The findings are mostly significant for improving climate models, says Professor Pitman, a senior member of the UNSW Climate Change Research Centre. The research team also includes researchers from the CSIRO Centre for Australian Weather and Climate Research and the Laboratoire des Sciences du Climat et de lEnvironnement, in France.
This paper not only showed the influence of land use on regional climate, it emphasised exactly why we need to improve the way precipitation is represented in climate models, Professor Pitman says.
Currently we can show precipitation changes at global and continental level but projecting changes in precipitation down to regional scales as the planet warms remains one of the great challenges for climate researchers.
Until we can accurately project this it will be difficult to determine exactly how much land-use and land-cover change amplifies or potentially reduces the regional effects of global warming.
Regional precipitation is particularly difficult to project because of the lengthy chain of inter-related processes that occur within and outside these smaller areas to bring about rainfall, he says. Substantial, sustained research across a broad range of scientific disciplines is needed to meet this challenge.
The Centre of Excellence for Climate System Science has been created to tackle exactly this kind of complex, long-term research, he says.
The extensive effort required to deliver foundation climate science of this nature is often limited due to the scale of expertise required this is beyond the capacity of most single institutions.
By bringing together a consortium of five universities along with major national and international partner organisations, the Centre has the capacity to take on this difficult and important research to strengthen and improve the building blocks of climate modelling.

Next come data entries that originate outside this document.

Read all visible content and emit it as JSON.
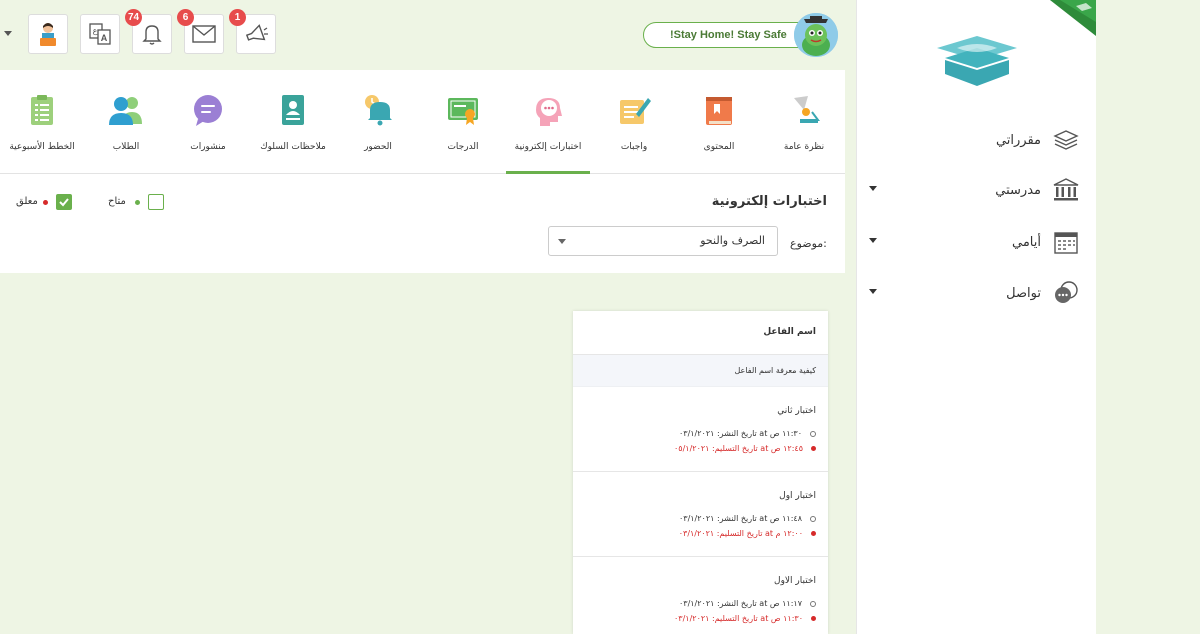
{
  "colors": {
    "accent": "#6ab04c",
    "badge": "#e74c4c",
    "due": "#d62a2a",
    "background": "#eef5e4"
  },
  "sidebar": {
    "items": [
      {
        "label": "مقرراتي",
        "icon": "books-icon",
        "has_dropdown": false
      },
      {
        "label": "مدرستي",
        "icon": "school-icon",
        "has_dropdown": true
      },
      {
        "label": "أيامي",
        "icon": "calendar-icon",
        "has_dropdown": true
      },
      {
        "label": "تواصل",
        "icon": "chat-icon",
        "has_dropdown": true
      }
    ]
  },
  "header": {
    "stay_home": "!Stay Home! Stay Safe",
    "tools": [
      {
        "name": "announcements",
        "icon": "megaphone-icon",
        "badge": "1"
      },
      {
        "name": "messages",
        "icon": "mail-icon",
        "badge": "6"
      },
      {
        "name": "notifications",
        "icon": "bell-icon",
        "badge": "74"
      },
      {
        "name": "language",
        "icon": "translate-icon",
        "badge": ""
      },
      {
        "name": "profile",
        "icon": "user-icon",
        "badge": ""
      }
    ]
  },
  "tabs": [
    {
      "label": "نظرة عامة",
      "icon": "lamp-icon",
      "active": false
    },
    {
      "label": "المحتوى",
      "icon": "book-icon",
      "active": false
    },
    {
      "label": "واجبات",
      "icon": "homework-icon",
      "active": false
    },
    {
      "label": "اختبارات إلكترونية",
      "icon": "quiz-icon",
      "active": true
    },
    {
      "label": "الدرجات",
      "icon": "certificate-icon",
      "active": false
    },
    {
      "label": "الحضور",
      "icon": "attendance-bell-icon",
      "active": false
    },
    {
      "label": "ملاحظات السلوك",
      "icon": "behavior-icon",
      "active": false
    },
    {
      "label": "منشورات",
      "icon": "posts-icon",
      "active": false
    },
    {
      "label": "الطلاب",
      "icon": "students-icon",
      "active": false
    },
    {
      "label": "الخطط الأسبوعية",
      "icon": "weekly-plan-icon",
      "active": false
    }
  ],
  "main": {
    "section_title": "اختبارات إلكترونية",
    "subject_label": "موضوع:",
    "subject_value": "الصرف والنحو",
    "legend": {
      "available": "متاح",
      "closed": "معلق"
    }
  },
  "card": {
    "title": "اسم الفاعل",
    "subtitle": "كيفية معرفة اسم الفاعل",
    "exams": [
      {
        "title": "اختبار ثاني",
        "published": "تاريخ النشر: ٠٣/١/٢٠٢١ at ١١:٣٠ ص",
        "due": "تاريخ التسليم: ٠٥/١/٢٠٢١ at ١٢:٤٥ ص"
      },
      {
        "title": "اختبار اول",
        "published": "تاريخ النشر: ٠٣/١/٢٠٢١ at ١١:٤٨ ص",
        "due": "تاريخ التسليم: ٠٣/١/٢٠٢١ at ١٢:٠٠ م"
      },
      {
        "title": "اختبار الاول",
        "published": "تاريخ النشر: ٠٣/١/٢٠٢١ at ١١:١٧ ص",
        "due": "تاريخ التسليم: ٠٣/١/٢٠٢١ at ١١:٣٠ ص"
      }
    ]
  }
}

It is difficult research but it will have a direct impact on how Australian communities can prepare and adapt to the future challenges of climate change.